Of course, I believe how a pet dog is raised has a lot more to do with it being dangerous or not than its breed, but I’m not the person making the rules. Rottweilers are on the list, but my toddler daughter has made my Rottweiler a punching bag, ear pulling dummy and riding horse too many times for me to believe Rottweilers are inherently dangerous.
Other restrictions of pet cats and dogs
Some airlines will have additional restrictions. Please be sure to check. Puppies and kittens under 12 weeks old are normally not allowed to be transported. If you do have a puppy or kitten under 12 weeks old, please don’t subject them to the stresses of an international flight. Other airlines will not accept pet cats or dogs that have been sedated.
If you aren’t sure, especially for pets which are mixed breeds, be sure your pet cat or dog cleared in advanced. Airlines will usually ask that a clear picture of your pet is sent to them in advance.
Finding the right pet transport company
So, let’s say you’ve discovered that for one reason or another there is no way to bring your pet cat or dog along with you. The usual culprit is that it’s because your cat or dog is brachycephalic and you can’t find an airline that will accommodate onboard. That’s absolutely awful. So here’s the plan… find the right pet transport company.
There are several of these pet transport companies which will be glad to help you out. You will want to start by getting quotations. From Chongqing to Manila the quotations I got ranged from RMB14,000-15,000. I found another which would bring my dog from RMB8,000 if we fix the paperwork ourselves, and RMB9,000 if they arrange the paperwork.
Before they start the process and book a flight, they may ask for a downpayment. The pet transport company I used asked for 4 or 5 thousand RMB as downpayment. Then, ask for the rest before they pick up the dog.
Of course, they’ll probably state they won’t be responsible for your losses in case your pet arrives as on the other end dead, as they did with me. But I guess that can be expected as with any company.

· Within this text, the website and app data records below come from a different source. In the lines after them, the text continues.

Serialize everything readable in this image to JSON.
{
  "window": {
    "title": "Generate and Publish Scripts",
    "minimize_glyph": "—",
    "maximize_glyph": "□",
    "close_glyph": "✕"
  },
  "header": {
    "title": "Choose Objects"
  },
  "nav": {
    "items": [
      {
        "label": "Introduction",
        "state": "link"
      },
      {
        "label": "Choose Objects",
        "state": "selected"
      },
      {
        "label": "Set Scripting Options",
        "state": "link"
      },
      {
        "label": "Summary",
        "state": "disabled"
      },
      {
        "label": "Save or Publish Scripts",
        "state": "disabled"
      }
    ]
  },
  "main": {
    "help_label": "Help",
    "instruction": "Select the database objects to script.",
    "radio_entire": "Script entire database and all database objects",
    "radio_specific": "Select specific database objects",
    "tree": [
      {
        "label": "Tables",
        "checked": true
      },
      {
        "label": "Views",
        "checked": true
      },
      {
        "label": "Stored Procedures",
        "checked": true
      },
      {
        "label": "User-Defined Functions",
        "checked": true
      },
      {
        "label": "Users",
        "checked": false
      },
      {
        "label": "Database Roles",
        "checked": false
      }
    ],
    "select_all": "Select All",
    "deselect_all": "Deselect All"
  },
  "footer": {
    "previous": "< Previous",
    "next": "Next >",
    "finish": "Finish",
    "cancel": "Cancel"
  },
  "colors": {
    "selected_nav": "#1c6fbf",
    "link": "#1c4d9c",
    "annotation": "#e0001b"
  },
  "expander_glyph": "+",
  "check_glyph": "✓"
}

While you can be at first quite skeptical, you might be pleasantly surprised. Handing off my pet to the guy who picked up Summer downstairs from my apartment made me nervous. But my nervousness was largely dissipated as they pet transport company regularly updated me. They scheduled the flights so that my pet dog Summer would only fly early in the morning, then in the evening to avoid be transported during the hottest part of the day (remember this was at the end of July, when most Chinese cities are sweltering). They would even showed me videos of them taking out Summer in an air-conditioned room in between flights to rest and giving it water. They also sent me a video of them walking Summer.
Of course, Summer arrived in Manila happy and safe two days after he was picked up. A different article I’ll write at a future time will cover the processes needed at the Philippines.
Trying to arrange your pet cat or dog shipped by a cargo company yourself
Of course, you can try arrange shipping your pet as specialized cargo all by yourself. I tried. My native Chinese-speaking colleague and my non-native Chinese-speaking self tried calling the Air China Cargo on multiple occasions over a two week period. They were suppose to be able to handle the shipment of any animal, including pandas, elephants, lions or whatever animal you have to ship. They were, to state it frankly and entirely factually, entirely unhelpful. Everyone who answered any of the numbers on their website flatly refused to assist us with our inquiries. But, I’ll chalk that up to miscommunication.
If any of you are successful shipping your pet as cargo aboard Air China, give me a shout out.
So that’s it… I hope this article was helpful. Bringing out your pet cat or dog out of China sounds like a challenge, but if there’s a will there’s a way. I cannot underestimate the importance of planning and laying things out on a timeline. I can totally understand how stressful it is. Our pets are family members to us, and we’d never leave a family member. Good luck.